(Extracted records)
================

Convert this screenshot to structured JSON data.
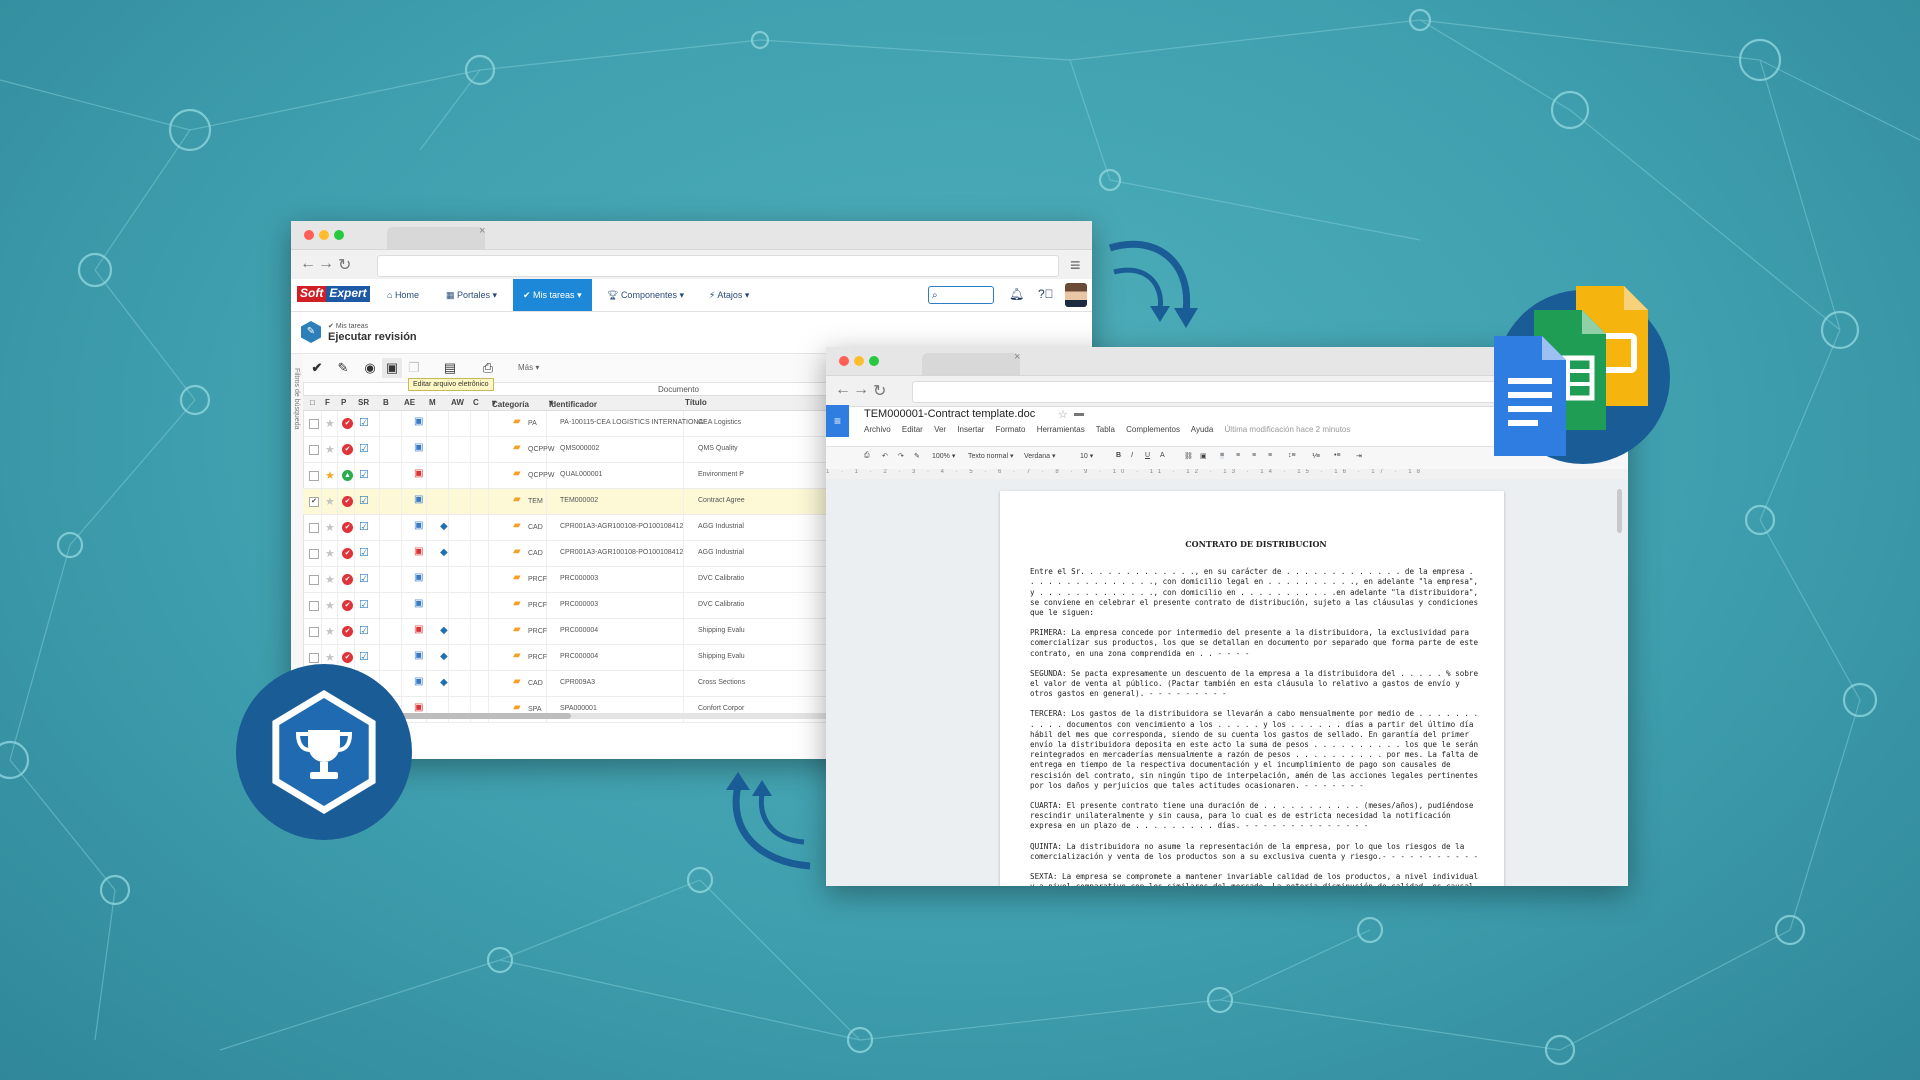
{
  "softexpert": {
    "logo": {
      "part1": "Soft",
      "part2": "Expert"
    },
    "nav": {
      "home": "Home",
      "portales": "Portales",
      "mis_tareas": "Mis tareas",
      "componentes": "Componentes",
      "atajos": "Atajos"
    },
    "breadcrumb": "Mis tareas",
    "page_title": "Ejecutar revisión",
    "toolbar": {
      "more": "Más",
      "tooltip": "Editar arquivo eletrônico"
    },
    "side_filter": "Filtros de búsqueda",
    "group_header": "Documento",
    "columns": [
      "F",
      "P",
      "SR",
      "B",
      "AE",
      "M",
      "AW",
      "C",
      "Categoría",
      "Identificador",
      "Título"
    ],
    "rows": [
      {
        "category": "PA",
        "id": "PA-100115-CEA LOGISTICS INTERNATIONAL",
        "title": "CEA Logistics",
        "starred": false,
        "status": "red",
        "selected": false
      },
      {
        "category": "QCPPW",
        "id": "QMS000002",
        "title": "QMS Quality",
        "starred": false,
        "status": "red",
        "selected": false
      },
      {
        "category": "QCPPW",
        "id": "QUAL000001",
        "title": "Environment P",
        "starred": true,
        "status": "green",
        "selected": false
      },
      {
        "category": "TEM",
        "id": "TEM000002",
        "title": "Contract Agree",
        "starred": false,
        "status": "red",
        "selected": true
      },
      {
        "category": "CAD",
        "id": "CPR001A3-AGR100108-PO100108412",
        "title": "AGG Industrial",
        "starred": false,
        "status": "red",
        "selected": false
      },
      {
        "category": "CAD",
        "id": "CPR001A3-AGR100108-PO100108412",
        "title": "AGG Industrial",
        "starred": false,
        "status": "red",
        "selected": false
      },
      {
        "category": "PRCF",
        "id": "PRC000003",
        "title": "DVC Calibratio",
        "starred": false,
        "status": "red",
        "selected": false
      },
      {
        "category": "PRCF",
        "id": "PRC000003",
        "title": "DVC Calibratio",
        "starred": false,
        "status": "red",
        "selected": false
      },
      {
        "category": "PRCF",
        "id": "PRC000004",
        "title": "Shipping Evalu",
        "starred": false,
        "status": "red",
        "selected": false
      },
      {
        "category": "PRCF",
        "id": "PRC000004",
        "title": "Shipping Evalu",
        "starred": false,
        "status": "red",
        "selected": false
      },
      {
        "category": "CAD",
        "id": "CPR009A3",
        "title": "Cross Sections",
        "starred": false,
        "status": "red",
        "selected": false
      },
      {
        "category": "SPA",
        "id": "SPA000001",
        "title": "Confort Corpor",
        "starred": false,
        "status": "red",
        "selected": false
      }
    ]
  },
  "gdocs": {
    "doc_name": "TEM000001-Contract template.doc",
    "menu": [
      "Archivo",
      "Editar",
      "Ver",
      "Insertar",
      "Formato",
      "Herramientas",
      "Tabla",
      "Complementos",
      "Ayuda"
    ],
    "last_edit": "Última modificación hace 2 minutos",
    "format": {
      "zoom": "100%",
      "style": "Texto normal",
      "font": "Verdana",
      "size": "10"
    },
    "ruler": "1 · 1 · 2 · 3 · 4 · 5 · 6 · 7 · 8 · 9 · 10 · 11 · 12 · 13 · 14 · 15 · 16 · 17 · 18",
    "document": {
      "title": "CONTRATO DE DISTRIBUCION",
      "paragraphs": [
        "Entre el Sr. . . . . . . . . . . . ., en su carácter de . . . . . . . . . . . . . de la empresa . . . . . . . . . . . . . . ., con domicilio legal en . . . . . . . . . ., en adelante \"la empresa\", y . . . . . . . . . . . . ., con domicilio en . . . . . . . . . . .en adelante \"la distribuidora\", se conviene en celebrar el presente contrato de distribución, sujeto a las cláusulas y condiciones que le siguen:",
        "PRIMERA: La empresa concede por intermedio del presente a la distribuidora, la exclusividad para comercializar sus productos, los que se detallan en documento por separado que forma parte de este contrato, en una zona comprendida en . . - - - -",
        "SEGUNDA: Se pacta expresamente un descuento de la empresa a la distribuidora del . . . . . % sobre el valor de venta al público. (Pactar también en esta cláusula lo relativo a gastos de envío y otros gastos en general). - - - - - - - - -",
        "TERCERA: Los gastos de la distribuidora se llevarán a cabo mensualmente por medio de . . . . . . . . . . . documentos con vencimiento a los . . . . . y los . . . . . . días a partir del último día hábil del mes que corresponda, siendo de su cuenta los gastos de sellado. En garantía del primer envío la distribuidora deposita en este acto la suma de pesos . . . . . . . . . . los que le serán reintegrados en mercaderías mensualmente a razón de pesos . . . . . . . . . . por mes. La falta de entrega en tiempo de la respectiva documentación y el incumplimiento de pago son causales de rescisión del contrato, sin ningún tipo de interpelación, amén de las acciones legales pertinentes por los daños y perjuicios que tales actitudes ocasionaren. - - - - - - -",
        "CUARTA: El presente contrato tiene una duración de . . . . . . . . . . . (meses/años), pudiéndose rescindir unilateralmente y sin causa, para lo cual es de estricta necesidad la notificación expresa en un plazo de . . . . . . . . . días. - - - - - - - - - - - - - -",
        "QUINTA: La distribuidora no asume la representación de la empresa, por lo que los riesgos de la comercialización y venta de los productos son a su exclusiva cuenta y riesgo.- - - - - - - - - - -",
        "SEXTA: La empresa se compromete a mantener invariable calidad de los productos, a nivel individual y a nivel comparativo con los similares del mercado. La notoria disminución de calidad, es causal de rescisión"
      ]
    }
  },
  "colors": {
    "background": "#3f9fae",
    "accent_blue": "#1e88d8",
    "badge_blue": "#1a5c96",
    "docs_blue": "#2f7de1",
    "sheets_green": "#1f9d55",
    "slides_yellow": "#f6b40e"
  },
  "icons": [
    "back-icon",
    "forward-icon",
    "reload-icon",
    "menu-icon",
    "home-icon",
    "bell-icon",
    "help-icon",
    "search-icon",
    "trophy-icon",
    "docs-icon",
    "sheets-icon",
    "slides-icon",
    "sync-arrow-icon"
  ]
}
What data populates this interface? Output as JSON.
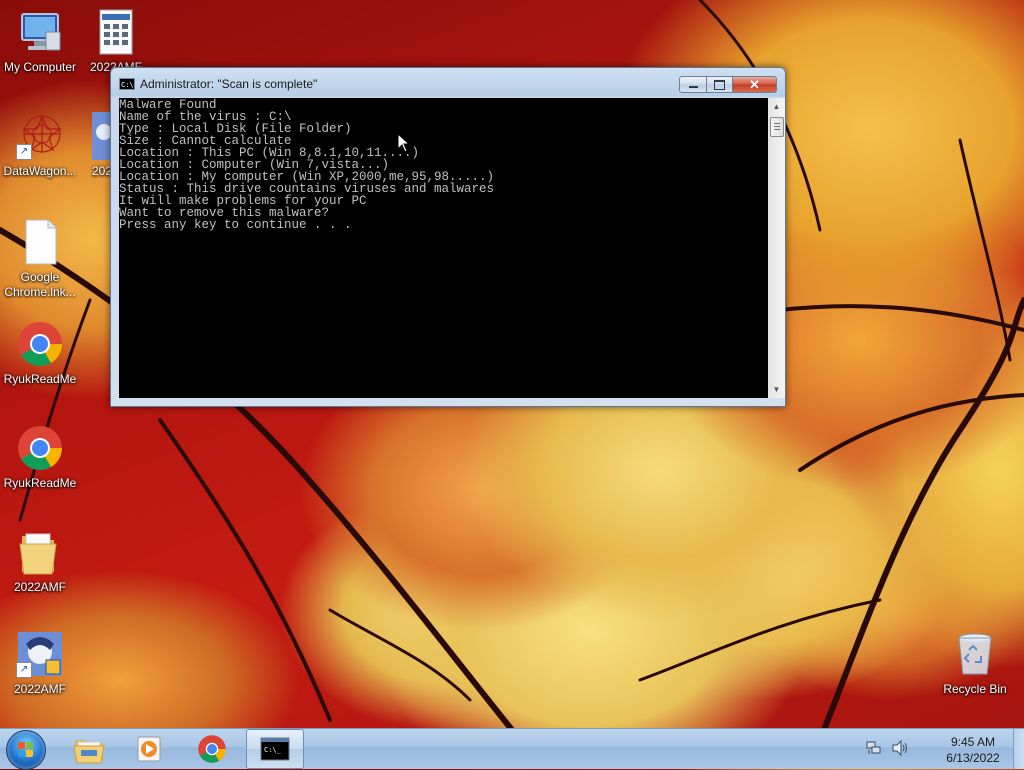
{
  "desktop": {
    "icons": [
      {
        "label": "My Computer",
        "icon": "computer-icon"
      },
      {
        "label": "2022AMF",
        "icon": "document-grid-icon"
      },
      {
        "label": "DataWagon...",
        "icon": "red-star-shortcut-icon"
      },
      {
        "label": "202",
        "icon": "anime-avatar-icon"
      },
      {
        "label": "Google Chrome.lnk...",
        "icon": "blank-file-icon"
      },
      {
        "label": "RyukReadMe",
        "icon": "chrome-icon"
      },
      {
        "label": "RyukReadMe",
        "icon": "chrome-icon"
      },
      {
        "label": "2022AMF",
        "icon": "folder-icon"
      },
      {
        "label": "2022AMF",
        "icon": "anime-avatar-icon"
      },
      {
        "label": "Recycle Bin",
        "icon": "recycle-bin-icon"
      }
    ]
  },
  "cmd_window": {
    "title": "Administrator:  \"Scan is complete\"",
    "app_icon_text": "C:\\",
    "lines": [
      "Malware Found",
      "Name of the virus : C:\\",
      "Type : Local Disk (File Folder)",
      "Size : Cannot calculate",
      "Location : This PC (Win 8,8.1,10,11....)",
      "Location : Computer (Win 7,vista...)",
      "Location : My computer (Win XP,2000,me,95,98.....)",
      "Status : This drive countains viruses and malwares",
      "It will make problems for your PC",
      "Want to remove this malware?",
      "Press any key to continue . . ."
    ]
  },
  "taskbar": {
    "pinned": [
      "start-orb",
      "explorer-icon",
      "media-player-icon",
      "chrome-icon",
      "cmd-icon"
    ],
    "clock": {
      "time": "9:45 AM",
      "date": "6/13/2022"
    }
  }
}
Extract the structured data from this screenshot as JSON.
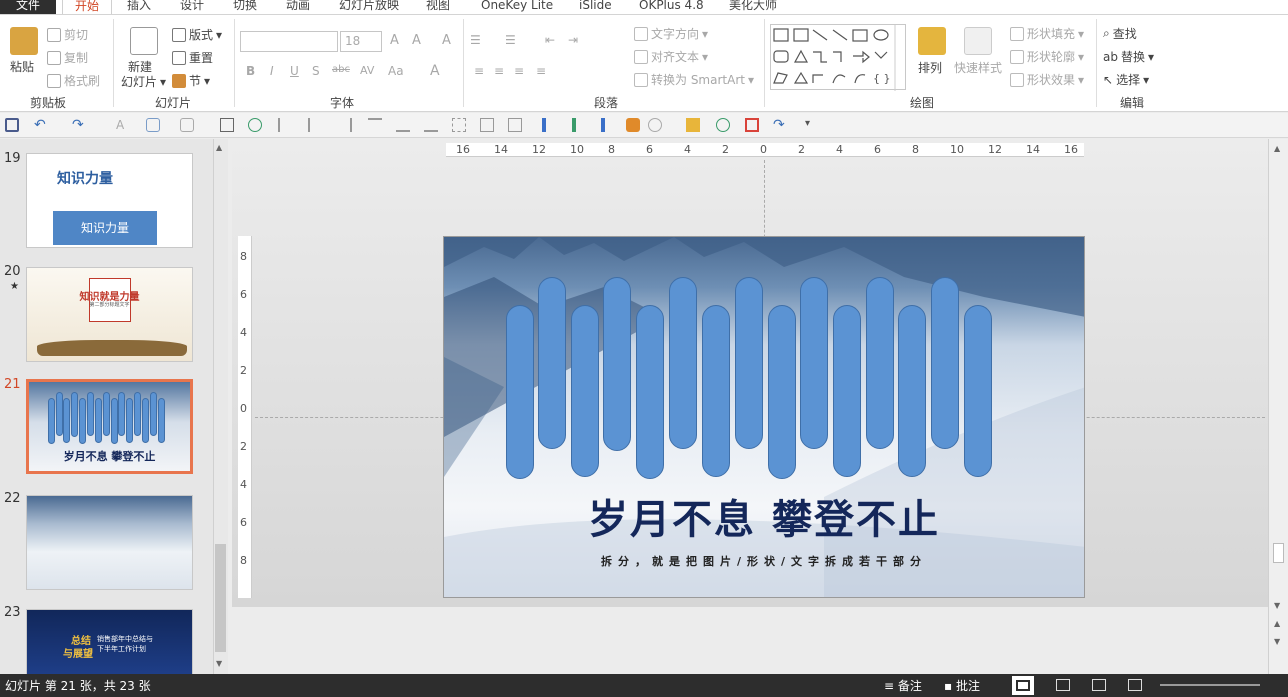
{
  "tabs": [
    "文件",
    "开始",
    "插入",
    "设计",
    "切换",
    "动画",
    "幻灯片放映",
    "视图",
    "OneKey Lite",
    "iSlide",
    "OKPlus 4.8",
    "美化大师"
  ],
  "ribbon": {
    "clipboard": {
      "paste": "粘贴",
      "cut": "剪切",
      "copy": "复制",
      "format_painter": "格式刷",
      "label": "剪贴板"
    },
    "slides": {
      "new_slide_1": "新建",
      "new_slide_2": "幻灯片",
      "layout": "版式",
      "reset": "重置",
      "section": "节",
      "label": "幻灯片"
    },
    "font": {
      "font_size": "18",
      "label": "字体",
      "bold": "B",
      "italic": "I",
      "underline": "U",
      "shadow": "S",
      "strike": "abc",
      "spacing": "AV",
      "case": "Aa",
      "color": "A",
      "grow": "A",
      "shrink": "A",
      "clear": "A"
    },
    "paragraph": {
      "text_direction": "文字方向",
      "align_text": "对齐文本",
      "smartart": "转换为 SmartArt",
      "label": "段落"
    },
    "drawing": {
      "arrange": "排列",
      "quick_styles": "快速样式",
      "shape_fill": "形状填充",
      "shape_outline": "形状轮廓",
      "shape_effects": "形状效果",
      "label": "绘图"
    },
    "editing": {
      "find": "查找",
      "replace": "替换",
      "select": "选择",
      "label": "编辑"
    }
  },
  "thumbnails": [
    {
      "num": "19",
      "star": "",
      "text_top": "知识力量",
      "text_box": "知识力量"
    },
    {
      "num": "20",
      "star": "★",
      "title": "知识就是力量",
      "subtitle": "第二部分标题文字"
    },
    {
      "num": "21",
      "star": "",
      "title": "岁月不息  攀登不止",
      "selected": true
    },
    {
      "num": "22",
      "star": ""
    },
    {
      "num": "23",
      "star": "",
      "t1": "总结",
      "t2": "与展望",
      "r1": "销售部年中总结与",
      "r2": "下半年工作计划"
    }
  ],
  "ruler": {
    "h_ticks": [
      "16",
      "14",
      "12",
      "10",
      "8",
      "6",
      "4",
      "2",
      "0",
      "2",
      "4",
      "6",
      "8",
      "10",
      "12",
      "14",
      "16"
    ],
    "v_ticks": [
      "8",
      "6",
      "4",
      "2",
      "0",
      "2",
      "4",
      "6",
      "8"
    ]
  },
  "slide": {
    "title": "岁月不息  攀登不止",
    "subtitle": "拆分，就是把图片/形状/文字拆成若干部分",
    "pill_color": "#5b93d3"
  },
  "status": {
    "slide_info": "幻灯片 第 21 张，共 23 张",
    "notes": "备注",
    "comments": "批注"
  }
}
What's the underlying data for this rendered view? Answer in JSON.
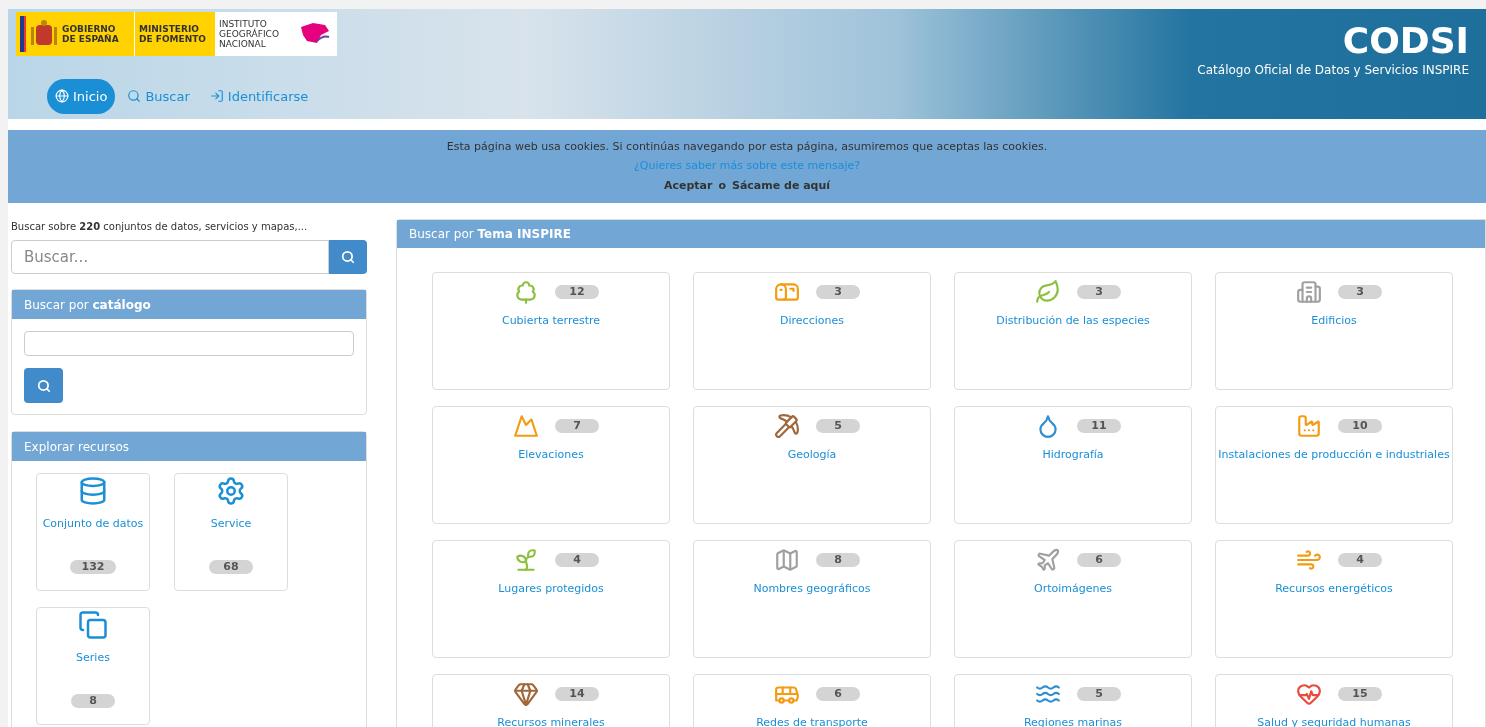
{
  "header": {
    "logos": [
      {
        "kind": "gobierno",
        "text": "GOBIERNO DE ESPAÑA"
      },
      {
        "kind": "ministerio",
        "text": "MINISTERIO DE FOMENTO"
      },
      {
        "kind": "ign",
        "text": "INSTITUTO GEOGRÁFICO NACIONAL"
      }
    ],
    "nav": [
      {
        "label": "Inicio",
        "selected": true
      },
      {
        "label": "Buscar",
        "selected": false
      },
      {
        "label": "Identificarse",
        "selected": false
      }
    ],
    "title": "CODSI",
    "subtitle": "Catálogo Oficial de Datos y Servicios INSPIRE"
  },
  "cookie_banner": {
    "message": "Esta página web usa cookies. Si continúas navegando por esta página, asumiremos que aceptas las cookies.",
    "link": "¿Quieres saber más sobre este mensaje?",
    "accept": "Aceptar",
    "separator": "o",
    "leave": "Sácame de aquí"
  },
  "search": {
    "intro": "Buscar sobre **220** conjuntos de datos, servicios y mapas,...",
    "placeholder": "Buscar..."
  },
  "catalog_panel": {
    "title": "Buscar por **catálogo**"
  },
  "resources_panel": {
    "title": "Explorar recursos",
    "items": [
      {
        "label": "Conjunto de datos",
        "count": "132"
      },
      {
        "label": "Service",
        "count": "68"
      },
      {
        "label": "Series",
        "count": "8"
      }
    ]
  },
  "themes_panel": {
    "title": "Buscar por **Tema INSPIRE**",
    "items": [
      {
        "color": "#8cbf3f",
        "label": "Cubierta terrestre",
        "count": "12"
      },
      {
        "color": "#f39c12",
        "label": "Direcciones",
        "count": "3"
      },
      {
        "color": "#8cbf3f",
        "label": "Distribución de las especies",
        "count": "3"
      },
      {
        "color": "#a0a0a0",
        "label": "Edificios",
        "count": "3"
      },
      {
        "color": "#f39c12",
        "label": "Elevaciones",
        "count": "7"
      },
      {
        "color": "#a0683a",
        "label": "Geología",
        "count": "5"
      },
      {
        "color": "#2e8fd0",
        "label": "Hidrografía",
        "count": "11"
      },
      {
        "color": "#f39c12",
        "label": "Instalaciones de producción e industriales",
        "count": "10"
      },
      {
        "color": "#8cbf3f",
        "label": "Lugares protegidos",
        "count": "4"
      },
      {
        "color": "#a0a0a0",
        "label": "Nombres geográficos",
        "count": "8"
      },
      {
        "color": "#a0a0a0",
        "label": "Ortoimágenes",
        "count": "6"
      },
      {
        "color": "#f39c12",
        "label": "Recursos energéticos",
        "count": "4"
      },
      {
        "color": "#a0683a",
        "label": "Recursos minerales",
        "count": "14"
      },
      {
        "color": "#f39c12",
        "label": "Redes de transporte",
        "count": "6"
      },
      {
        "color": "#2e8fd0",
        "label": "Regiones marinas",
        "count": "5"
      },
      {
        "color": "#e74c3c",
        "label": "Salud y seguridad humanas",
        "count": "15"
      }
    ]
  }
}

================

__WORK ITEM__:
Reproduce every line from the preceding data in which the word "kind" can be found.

__EXERCISE RESPONSE__:
        "kind": "gobierno",
        "kind": "ministerio",
        "kind": "ign",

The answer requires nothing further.